CARL Hooper may well have reason to rejoice a couple of days down the track, with his batsmen having placed the West Indies into a position from which they are likely to win the Test series against India by the odd win of three. But the West Indies skipper will not be able to forget the words he used to explain away the defeat in Guyana, when his team failed to reach a target of just over 322, a total which they could have well attained with ease.
Hooper has for a long time seemed almost absent in spirit while leading the team. Defeat does not seem to faze him - he always has some kind of explanation for it and most of the time he does not take any personal responsibility. His comments after the second Test defeat, made in a column written for the Indian news agency, Press Trust of India, squarely laid the responsibility for the defeat at the feet of Brian Lara and Shivnarine Chanderpaul.
According to Hooper, Lara was extremely nervous at the start of the play on the final day when the West Indies resumed at 131 for two, needing a further 191 for victory. What the skipper failed to mention was his own failure to come to terms with the conditions and play a match-winning innings. He is the senior as far as years go, and also as far as Test experience goes. He has the ability - though he appears almost loath to display his talents at times.

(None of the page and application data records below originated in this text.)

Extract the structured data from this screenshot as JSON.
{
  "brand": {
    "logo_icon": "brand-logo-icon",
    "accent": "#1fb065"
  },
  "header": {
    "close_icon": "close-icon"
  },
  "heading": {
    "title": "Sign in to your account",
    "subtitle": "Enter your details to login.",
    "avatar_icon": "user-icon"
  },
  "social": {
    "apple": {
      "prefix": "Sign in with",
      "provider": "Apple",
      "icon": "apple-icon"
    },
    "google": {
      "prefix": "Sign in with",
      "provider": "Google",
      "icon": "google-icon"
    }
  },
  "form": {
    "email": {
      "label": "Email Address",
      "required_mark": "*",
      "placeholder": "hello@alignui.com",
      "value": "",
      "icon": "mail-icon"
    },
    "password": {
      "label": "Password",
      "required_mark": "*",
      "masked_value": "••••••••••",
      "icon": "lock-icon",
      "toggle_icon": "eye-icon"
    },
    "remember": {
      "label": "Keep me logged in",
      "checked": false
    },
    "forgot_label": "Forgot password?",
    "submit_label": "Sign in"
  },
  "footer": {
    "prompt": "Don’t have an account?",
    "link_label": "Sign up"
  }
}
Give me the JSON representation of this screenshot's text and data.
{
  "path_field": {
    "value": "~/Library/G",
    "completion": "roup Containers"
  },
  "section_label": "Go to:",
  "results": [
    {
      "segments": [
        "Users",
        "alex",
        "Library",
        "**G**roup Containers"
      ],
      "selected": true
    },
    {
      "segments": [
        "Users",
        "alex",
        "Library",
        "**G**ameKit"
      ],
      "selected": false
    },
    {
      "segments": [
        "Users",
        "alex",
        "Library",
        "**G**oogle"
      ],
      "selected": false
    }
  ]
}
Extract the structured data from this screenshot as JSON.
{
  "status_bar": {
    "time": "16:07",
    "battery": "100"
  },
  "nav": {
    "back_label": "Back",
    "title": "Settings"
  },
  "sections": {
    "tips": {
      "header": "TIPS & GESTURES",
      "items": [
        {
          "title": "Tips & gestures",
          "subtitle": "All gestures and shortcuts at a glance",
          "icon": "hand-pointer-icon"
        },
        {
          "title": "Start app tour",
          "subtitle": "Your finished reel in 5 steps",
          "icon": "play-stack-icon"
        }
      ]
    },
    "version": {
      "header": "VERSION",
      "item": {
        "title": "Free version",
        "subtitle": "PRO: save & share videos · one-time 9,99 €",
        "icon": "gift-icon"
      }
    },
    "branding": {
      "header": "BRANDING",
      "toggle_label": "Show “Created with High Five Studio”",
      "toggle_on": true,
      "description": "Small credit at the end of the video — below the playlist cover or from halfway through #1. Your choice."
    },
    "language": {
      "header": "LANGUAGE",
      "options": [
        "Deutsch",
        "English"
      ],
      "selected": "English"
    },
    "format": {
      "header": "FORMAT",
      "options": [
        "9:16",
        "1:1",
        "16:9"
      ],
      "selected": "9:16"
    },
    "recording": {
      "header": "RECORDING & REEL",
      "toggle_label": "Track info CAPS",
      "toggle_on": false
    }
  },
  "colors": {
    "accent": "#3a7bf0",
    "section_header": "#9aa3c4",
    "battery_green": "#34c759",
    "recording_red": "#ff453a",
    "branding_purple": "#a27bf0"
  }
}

So Lara was nervous, and Hooper says he knew inside that the Trinidadian would probably fall sooner rather than later to one of the Indian bowlers. When Hooper himself contributed only a beggarly 22, who is he to make such statements? He did not comment on his own failure - it was apparently par for the course.
And then he turned on Chanderpaul, the man who made 67 not out, the man who could have, if he had had support from the tailenders, taken the West Indies to an undeserving victory. Yes, Hooper had the audacity to write that he advised Chanderpaul to play carefully and try to carry the team along to the target. All the while, the skipper, with the miserable score of 22 against his name, was sitting in the pavilion.
It strikes one as extremely funny that Hooper can expect to continue to occupy the post of skipper, retain the respect of his team, and continue making inane comments such as these. In fact, he had opted to bat last in this Test. And when it came to an eminently gettable 322, the man failed. Yet he had the gall to lay the blame on others. And people still keep wondering why the West Indies continue to fare miserably in world cricket.